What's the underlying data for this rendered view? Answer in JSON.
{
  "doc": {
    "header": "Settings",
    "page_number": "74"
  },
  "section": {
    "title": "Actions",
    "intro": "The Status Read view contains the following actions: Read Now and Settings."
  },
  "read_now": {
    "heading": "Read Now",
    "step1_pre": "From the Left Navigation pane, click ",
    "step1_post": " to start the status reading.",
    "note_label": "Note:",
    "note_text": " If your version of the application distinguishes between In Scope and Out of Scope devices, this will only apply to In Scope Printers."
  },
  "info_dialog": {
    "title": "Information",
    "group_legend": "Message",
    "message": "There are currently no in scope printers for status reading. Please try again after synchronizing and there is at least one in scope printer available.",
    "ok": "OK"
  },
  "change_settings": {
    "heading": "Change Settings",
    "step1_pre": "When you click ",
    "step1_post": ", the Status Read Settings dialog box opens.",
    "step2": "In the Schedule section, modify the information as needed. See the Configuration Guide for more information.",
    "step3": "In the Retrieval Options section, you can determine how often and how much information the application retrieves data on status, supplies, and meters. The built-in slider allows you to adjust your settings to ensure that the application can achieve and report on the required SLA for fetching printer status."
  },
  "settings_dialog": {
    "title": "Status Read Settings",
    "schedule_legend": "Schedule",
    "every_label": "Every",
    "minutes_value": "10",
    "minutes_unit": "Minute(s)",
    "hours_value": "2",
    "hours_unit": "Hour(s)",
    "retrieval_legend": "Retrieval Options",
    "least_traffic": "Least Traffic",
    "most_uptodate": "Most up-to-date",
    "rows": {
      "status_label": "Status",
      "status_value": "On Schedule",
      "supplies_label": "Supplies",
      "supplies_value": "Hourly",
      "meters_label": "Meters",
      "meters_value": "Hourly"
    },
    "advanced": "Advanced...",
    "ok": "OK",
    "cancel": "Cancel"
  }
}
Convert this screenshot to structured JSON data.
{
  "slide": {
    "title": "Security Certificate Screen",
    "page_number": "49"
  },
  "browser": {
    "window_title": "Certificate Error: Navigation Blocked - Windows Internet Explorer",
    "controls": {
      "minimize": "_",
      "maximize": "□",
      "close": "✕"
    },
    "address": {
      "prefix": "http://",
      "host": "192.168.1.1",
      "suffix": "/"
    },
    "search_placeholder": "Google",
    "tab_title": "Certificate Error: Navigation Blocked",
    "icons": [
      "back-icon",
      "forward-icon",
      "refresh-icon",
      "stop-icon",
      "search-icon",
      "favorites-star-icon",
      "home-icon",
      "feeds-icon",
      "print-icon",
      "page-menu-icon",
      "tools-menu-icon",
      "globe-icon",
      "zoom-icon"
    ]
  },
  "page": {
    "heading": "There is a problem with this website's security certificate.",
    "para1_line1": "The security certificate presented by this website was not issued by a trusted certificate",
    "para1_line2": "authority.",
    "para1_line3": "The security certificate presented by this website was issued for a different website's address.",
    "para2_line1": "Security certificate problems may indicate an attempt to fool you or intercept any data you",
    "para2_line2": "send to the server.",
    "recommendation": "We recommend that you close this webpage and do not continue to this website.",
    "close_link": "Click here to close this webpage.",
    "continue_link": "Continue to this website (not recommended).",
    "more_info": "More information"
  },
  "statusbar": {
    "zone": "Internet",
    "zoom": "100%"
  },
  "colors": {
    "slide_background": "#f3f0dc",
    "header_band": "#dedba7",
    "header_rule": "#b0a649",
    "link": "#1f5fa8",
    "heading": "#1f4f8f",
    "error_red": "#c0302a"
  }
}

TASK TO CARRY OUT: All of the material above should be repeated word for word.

SOLUTION TO THIS TASK:
What's the underlying data for this rendered view? Answer in JSON.
{
  "doc": {
    "header": "Settings",
    "page_number": "74"
  },
  "section": {
    "title": "Actions",
    "intro": "The Status Read view contains the following actions: Read Now and Settings."
  },
  "read_now": {
    "heading": "Read Now",
    "step1_pre": "From the Left Navigation pane, click ",
    "step1_post": " to start the status reading.",
    "note_label": "Note:",
    "note_text": " If your version of the application distinguishes between In Scope and Out of Scope devices, this will only apply to In Scope Printers."
  },
  "info_dialog": {
    "title": "Information",
    "group_legend": "Message",
    "message": "There are currently no in scope printers for status reading. Please try again after synchronizing and there is at least one in scope printer available.",
    "ok": "OK"
  },
  "change_settings": {
    "heading": "Change Settings",
    "step1_pre": "When you click ",
    "step1_post": ", the Status Read Settings dialog box opens.",
    "step2": "In the Schedule section, modify the information as needed. See the Configuration Guide for more information.",
    "step3": "In the Retrieval Options section, you can determine how often and how much information the application retrieves data on status, supplies, and meters. The built-in slider allows you to adjust your settings to ensure that the application can achieve and report on the required SLA for fetching printer status."
  },
  "settings_dialog": {
    "title": "Status Read Settings",
    "schedule_legend": "Schedule",
    "every_label": "Every",
    "minutes_value": "10",
    "minutes_unit": "Minute(s)",
    "hours_value": "2",
    "hours_unit": "Hour(s)",
    "retrieval_legend": "Retrieval Options",
    "least_traffic": "Least Traffic",
    "most_uptodate": "Most up-to-date",
    "rows": {
      "status_label": "Status",
      "status_value": "On Schedule",
      "supplies_label": "Supplies",
      "supplies_value": "Hourly",
      "meters_label": "Meters",
      "meters_value": "Hourly"
    },
    "advanced": "Advanced...",
    "ok": "OK",
    "cancel": "Cancel"
  }
}
Convert this screenshot to structured JSON data.
{
  "slide": {
    "title": "Security Certificate Screen",
    "page_number": "49"
  },
  "browser": {
    "window_title": "Certificate Error: Navigation Blocked - Windows Internet Explorer",
    "controls": {
      "minimize": "_",
      "maximize": "□",
      "close": "✕"
    },
    "address": {
      "prefix": "http://",
      "host": "192.168.1.1",
      "suffix": "/"
    },
    "search_placeholder": "Google",
    "tab_title": "Certificate Error: Navigation Blocked",
    "icons": [
      "back-icon",
      "forward-icon",
      "refresh-icon",
      "stop-icon",
      "search-icon",
      "favorites-star-icon",
      "home-icon",
      "feeds-icon",
      "print-icon",
      "page-menu-icon",
      "tools-menu-icon",
      "globe-icon",
      "zoom-icon"
    ]
  },
  "page": {
    "heading": "There is a problem with this website's security certificate.",
    "para1_line1": "The security certificate presented by this website was not issued by a trusted certificate",
    "para1_line2": "authority.",
    "para1_line3": "The security certificate presented by this website was issued for a different website's address.",
    "para2_line1": "Security certificate problems may indicate an attempt to fool you or intercept any data you",
    "para2_line2": "send to the server.",
    "recommendation": "We recommend that you close this webpage and do not continue to this website.",
    "close_link": "Click here to close this webpage.",
    "continue_link": "Continue to this website (not recommended).",
    "more_info": "More information"
  },
  "statusbar": {
    "zone": "Internet",
    "zoom": "100%"
  },
  "colors": {
    "slide_background": "#f3f0dc",
    "header_band": "#dedba7",
    "header_rule": "#b0a649",
    "link": "#1f5fa8",
    "heading": "#1f4f8f",
    "error_red": "#c0302a"
  }
}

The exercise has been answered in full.